### TASK DETAILS
Below are entries. Pull out all lines containing "data".

### RECORDS PROVIDED
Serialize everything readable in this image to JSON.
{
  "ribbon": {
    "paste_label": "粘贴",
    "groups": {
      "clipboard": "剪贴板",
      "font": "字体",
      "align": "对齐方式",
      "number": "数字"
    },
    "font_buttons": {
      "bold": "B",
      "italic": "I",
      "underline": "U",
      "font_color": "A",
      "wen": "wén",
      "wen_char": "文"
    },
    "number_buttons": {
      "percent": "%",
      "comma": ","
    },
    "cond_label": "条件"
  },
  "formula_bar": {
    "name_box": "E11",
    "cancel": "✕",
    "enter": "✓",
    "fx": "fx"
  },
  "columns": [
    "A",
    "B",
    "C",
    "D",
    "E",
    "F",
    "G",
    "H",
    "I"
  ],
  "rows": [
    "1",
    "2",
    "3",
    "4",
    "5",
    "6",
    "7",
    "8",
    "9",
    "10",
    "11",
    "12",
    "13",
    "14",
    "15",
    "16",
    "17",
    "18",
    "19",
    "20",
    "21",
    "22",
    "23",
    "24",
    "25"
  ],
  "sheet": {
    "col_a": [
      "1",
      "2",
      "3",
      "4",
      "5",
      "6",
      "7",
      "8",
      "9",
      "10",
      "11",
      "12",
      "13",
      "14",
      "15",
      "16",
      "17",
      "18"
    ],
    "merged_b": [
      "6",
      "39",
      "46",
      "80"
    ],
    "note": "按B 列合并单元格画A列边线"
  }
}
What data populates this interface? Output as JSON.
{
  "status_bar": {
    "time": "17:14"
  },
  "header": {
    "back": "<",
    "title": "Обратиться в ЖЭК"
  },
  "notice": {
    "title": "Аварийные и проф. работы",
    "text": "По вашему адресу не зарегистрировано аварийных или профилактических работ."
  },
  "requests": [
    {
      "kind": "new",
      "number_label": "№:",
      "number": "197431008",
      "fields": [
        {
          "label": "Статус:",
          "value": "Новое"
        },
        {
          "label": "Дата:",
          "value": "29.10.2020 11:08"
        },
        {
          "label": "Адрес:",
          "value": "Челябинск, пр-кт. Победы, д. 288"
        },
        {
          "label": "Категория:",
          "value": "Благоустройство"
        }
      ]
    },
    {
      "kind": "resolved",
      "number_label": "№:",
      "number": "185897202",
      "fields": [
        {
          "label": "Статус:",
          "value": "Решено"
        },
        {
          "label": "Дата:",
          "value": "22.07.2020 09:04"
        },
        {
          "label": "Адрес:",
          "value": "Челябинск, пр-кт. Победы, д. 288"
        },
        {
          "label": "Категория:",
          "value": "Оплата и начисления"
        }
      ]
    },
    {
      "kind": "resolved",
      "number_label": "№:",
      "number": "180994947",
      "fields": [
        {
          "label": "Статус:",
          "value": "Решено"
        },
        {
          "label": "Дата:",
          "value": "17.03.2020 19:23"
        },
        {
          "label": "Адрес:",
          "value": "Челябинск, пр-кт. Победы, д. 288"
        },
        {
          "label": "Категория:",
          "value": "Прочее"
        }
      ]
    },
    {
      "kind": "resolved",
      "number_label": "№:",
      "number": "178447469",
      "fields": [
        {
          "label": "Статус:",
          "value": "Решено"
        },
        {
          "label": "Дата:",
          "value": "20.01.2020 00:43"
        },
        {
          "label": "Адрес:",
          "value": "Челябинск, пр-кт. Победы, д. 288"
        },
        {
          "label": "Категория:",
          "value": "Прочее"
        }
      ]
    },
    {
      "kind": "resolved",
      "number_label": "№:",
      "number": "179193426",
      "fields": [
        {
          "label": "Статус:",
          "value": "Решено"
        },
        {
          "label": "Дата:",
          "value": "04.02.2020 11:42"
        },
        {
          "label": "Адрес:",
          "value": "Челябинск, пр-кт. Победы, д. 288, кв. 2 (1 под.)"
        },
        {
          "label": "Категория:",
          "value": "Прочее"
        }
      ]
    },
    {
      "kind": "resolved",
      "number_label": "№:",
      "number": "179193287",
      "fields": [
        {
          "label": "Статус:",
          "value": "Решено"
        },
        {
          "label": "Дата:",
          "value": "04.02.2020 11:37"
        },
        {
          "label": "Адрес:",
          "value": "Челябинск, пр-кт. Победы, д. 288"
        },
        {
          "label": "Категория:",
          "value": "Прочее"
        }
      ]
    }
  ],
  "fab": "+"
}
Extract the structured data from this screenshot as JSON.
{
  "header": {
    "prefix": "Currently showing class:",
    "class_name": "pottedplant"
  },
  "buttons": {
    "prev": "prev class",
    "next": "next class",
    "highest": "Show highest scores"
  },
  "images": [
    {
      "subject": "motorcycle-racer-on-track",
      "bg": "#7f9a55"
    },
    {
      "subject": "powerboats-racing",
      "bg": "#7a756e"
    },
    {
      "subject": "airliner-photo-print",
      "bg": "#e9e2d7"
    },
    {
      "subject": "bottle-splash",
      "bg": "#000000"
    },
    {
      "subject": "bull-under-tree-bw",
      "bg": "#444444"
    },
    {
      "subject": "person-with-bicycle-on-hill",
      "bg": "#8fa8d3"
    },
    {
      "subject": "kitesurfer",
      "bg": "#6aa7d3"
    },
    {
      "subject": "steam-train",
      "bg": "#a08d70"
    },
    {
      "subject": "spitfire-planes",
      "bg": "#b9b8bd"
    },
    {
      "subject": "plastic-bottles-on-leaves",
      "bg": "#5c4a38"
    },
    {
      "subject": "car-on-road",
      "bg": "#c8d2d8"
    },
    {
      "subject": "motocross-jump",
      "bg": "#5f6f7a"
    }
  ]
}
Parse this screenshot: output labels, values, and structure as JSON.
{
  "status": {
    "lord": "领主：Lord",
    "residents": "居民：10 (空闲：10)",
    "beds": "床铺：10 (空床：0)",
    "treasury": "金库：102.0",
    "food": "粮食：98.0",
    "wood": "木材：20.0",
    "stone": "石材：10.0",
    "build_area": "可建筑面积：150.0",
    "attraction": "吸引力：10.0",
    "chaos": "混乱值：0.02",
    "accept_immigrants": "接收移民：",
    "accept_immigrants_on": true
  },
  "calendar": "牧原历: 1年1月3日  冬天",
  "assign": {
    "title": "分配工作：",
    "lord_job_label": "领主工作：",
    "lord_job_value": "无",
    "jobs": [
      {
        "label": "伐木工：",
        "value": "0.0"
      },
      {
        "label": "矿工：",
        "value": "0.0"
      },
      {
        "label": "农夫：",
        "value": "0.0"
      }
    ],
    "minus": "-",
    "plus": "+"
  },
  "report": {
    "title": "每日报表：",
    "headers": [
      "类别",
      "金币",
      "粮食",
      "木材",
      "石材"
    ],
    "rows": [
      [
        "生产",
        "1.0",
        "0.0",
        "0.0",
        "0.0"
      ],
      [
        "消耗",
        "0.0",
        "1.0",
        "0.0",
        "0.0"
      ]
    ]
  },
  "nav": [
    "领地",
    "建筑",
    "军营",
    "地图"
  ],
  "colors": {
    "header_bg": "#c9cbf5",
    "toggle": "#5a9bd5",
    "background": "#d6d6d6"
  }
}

### ANSWER SPACE
What data populates this interface? Output as JSON.
Extract the structured data from this screenshot as JSON.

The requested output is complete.